Completion of key pieces of work within the STAAR-SA program (State Action On Avoidable Re-hospitalisations And Unplanned Admission: An Integrated Knowledge Translation Project Across SA) has highlighted areas of immediate action for improving care transitions for older people that Flinders University’s Caring Futures Institute is acting swiftly to remedy.
Two new projects that are building on the work that the STAAR-SA program identified are being led by Flinders University geriatrician Dr Craig Whitehead for SALHN (the Southern Adelaide Local Health Network), and by Flinders University’s Professor Maria Crotty (Professor of Rehabilitation and Aged Care) working as a rehab physician at SALHN.

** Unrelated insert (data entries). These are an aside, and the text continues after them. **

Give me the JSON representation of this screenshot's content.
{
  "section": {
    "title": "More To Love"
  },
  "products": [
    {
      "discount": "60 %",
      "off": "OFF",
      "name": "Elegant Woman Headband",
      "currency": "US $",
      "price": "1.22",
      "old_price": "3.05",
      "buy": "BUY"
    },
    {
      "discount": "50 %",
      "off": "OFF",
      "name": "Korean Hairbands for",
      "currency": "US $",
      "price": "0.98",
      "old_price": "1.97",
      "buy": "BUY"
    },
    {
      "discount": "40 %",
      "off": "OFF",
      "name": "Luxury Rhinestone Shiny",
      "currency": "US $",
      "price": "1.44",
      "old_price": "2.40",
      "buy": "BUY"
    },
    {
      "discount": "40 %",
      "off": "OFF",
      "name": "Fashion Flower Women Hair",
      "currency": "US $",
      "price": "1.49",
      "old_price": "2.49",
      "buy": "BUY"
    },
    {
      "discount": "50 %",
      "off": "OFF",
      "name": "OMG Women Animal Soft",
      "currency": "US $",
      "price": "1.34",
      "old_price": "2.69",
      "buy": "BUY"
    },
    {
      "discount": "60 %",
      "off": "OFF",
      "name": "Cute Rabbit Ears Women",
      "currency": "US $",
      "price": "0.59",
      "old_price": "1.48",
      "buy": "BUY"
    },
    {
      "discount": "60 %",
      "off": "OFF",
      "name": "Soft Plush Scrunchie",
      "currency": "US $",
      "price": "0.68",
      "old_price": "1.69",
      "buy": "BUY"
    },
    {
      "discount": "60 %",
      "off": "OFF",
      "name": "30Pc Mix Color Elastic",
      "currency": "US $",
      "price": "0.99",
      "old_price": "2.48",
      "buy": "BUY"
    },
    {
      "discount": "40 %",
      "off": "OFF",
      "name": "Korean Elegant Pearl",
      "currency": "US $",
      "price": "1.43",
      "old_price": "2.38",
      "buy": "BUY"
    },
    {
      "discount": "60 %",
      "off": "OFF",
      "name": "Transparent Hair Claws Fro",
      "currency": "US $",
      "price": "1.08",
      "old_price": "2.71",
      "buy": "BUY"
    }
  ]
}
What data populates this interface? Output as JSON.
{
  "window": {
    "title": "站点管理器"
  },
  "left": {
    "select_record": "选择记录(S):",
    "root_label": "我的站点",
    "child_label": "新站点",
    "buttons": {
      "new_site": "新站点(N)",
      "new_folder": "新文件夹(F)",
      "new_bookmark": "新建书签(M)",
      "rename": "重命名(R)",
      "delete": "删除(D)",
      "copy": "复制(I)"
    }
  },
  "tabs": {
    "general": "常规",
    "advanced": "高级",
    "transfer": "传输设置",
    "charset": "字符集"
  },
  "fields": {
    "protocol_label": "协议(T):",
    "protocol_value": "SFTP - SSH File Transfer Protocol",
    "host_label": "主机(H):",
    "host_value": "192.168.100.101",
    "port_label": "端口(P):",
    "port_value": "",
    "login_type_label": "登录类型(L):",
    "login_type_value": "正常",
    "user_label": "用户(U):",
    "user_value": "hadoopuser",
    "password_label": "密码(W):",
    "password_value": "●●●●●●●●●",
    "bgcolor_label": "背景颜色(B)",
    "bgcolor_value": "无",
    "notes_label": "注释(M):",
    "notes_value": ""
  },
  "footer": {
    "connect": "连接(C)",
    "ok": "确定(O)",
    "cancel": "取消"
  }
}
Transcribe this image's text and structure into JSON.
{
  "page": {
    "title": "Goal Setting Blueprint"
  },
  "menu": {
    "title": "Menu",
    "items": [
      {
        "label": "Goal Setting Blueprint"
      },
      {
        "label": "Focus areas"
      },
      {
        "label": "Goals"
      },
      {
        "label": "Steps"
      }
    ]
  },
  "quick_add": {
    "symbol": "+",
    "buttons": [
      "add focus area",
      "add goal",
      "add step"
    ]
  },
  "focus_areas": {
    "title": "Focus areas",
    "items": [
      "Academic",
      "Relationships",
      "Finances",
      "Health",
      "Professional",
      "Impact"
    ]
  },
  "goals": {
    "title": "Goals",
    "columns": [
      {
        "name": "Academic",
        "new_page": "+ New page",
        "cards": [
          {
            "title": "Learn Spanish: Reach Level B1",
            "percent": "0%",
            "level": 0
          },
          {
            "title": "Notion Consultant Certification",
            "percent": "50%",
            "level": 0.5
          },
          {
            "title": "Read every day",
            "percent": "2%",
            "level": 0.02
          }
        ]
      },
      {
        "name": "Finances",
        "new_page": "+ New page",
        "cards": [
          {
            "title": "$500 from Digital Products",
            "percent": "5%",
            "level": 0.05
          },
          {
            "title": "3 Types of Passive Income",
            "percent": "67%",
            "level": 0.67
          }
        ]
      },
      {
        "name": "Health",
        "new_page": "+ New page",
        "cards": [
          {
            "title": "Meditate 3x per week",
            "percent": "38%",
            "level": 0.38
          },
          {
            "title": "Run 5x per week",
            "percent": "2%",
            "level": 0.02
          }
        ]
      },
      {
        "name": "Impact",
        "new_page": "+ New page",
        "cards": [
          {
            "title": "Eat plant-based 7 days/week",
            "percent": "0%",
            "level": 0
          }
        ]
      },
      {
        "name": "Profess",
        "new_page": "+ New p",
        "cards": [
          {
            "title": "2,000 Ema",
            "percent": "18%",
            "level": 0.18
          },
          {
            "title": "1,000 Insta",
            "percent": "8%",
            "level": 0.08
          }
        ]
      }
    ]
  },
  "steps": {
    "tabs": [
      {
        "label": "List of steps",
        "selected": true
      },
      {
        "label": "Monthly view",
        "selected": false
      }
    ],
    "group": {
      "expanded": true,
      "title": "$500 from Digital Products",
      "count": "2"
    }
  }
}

“It has given us a stepping stone to the future work that needs to be done, to improve the current situation and avoid unnecessary hospitalisations for older people,” explains Professor Gillian Harvey, Matthew Flinders Fellow at the Flinders Caring Futures Institute and an instrumental researcher in the STAAR-SA program.
Acute problems that the STAAR-SA findings identified are clear: 22% of older South Australians (aged 65+) were hospitalised unexpectedly within 90 days of an ACAT (aged care eligibility) assessment. Hospital stays are short and readmission rates are high. Evidence-based strategies that improve older patients’ experiences and reduce hospital readmissions are not consistently applied.
“This is why there is an urgent need to improve the pathways of care for older people aged 65 years and over after discharge from hospital,” says Professor Harvey. “The new network that the STAAR-SA program has developed between clinicians, researchers and community members and service providers – in which Flinders’ CFI plays such a crucial role – will enable future work on preventing readmissions.”
Dr Whitehead is evaluating the hospital avoidance programs that SALHN has put in place, incorporating virtual care provision that will help divert unnecessary admissions of older people away from hospital emergency departments.
Professor Crotty’s state-wide project, supported by the Medical Research Future Fund, is implementing many of the new learnings identified by STARR across South Australia’s health and aged care networks. “The timing of this translation of research to clinical practice is critical,” says Professor Harvey. “This is such an important topic of interest in the community at the moment, so this work fits exactly with what the community deems to be a priority in health care.”
Improving out-of-hospital care for frail older people will ensure that the care provided is timely, coordinated, high quality and meets the needs and expectations that older people identified in the STAAR-SA research.
“There is still so much work to be done, but these projects are swiftly opening up new opportunities to connect with the people working in the health and aged care services, and to keep progressing the important work that has already been started with the STAAR-SA program.”
These programs are addressing an immediate need – one recognised and identified as vital in the wake of the Royal Commission into Aged Care Quality and Safety – and Professor Harvey says it’s important that Flinders’ CFI is being recognised as an essential asset that is already equipped and capable of taking immediate action.
“CFI is an interdisciplinary group, and we have both the academic expertise and the clinicians who already work in this space, plus close access to an even wider community of experts across Flinders University – and we need this very diverse group to overcome such a complex problem,” says Professor Harvey.
“There is no quick fix for delivering the right type of care at the right time for older people. It must be about ongoing work across the state with people all having the same aim – and that’s where the ongoing work of CFI is so valuable to our community.”